**WORK TO BE COMPLETED**
In the entries, find all lines that hold the word "JSON" and copy them.
+ + + + + + +
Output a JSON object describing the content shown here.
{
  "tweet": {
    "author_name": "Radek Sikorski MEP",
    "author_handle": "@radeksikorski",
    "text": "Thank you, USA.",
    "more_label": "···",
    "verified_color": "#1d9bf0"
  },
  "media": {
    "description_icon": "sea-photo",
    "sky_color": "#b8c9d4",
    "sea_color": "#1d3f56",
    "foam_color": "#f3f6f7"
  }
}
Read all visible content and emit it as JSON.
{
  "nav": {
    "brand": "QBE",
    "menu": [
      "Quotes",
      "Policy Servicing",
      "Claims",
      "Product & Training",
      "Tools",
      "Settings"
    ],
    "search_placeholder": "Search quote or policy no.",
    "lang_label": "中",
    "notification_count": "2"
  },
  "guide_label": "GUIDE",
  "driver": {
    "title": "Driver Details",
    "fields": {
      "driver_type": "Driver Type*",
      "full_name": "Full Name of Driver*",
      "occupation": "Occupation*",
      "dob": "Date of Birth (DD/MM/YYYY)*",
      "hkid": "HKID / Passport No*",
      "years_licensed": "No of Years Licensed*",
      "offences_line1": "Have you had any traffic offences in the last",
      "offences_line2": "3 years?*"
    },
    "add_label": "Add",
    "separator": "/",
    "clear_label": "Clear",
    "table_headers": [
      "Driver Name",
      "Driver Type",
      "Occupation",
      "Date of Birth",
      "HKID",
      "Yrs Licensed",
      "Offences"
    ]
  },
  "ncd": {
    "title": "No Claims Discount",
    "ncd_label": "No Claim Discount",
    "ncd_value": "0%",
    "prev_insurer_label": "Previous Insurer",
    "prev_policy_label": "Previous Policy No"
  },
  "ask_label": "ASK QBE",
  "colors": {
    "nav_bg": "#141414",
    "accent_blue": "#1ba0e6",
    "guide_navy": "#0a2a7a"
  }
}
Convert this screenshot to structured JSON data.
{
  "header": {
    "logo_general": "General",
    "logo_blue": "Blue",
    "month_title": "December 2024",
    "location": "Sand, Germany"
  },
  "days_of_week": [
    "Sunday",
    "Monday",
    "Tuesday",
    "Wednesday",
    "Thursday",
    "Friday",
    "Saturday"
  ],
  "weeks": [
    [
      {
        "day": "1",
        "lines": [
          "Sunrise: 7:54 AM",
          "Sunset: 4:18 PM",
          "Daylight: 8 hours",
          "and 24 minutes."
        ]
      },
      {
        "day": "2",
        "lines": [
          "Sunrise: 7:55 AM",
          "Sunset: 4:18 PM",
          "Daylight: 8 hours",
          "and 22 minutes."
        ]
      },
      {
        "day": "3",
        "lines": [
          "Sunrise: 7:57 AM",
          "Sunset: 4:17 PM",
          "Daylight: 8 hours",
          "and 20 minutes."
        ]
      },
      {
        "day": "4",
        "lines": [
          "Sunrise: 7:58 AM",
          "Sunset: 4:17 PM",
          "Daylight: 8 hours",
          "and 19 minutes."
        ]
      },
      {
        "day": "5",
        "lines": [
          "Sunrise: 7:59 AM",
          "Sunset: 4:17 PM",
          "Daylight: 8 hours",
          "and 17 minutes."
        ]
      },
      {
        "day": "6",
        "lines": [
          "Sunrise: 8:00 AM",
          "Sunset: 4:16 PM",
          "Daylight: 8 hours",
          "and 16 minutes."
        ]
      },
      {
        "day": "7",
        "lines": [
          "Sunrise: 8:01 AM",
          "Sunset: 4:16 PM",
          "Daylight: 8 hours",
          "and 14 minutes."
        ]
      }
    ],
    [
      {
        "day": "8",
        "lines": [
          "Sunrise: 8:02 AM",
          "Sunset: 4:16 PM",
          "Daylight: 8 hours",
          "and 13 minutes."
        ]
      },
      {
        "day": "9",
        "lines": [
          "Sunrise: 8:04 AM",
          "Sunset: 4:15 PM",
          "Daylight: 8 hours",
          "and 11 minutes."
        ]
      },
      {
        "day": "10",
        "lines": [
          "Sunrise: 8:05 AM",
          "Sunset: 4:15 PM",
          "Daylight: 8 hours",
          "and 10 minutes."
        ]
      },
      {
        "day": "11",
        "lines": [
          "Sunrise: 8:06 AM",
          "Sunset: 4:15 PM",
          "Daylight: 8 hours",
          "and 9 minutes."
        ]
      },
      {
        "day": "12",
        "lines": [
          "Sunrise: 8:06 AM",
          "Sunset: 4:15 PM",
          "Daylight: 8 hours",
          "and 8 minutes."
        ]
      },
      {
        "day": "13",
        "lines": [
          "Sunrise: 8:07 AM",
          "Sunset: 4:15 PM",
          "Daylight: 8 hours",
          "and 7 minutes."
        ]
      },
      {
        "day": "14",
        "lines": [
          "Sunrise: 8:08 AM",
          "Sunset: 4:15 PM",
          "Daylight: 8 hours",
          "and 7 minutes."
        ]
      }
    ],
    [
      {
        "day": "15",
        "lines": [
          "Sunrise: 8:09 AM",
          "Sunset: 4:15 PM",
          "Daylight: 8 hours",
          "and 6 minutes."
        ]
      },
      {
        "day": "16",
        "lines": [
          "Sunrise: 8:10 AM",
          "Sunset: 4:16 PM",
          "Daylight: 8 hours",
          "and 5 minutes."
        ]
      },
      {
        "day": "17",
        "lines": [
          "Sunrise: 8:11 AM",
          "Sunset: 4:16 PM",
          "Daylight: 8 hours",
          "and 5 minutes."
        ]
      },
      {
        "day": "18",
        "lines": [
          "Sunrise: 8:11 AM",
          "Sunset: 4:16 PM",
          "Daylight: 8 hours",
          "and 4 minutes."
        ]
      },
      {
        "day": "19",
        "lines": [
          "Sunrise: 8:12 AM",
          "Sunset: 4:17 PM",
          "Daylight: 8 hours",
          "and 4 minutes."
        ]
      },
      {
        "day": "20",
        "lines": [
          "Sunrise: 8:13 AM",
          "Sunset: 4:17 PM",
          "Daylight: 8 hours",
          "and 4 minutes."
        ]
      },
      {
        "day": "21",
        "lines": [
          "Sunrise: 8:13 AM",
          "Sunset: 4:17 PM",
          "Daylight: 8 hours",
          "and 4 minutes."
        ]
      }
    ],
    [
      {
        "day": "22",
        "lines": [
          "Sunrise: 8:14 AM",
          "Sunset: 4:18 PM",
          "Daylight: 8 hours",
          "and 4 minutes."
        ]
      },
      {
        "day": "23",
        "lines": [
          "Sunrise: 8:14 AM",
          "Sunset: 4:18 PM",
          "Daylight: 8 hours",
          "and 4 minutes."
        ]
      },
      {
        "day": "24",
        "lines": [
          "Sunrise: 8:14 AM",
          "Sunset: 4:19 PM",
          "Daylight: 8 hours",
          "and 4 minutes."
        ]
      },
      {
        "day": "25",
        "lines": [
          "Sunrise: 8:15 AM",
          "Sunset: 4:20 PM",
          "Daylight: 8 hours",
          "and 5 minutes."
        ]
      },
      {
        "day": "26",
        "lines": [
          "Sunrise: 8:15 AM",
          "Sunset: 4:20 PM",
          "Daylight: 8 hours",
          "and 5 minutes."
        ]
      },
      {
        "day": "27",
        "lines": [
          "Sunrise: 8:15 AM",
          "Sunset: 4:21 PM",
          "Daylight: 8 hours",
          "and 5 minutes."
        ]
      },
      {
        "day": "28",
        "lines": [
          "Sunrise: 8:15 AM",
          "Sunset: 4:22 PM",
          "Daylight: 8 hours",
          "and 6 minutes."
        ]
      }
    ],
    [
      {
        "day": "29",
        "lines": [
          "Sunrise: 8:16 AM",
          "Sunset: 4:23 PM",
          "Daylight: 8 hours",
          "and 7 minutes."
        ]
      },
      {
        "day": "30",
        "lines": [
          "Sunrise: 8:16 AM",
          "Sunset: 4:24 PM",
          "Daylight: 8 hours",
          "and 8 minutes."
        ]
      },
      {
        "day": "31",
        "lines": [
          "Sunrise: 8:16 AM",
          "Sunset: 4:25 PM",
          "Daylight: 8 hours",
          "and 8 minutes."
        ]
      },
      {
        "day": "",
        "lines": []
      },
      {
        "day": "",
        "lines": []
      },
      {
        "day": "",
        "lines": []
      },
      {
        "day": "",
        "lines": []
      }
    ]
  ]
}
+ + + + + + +
**SOLUTION FOR THIS TASK**
Output a JSON object describing the content shown here.
Read all visible content and emit it as JSON.
Convert this screenshot to structured JSON data.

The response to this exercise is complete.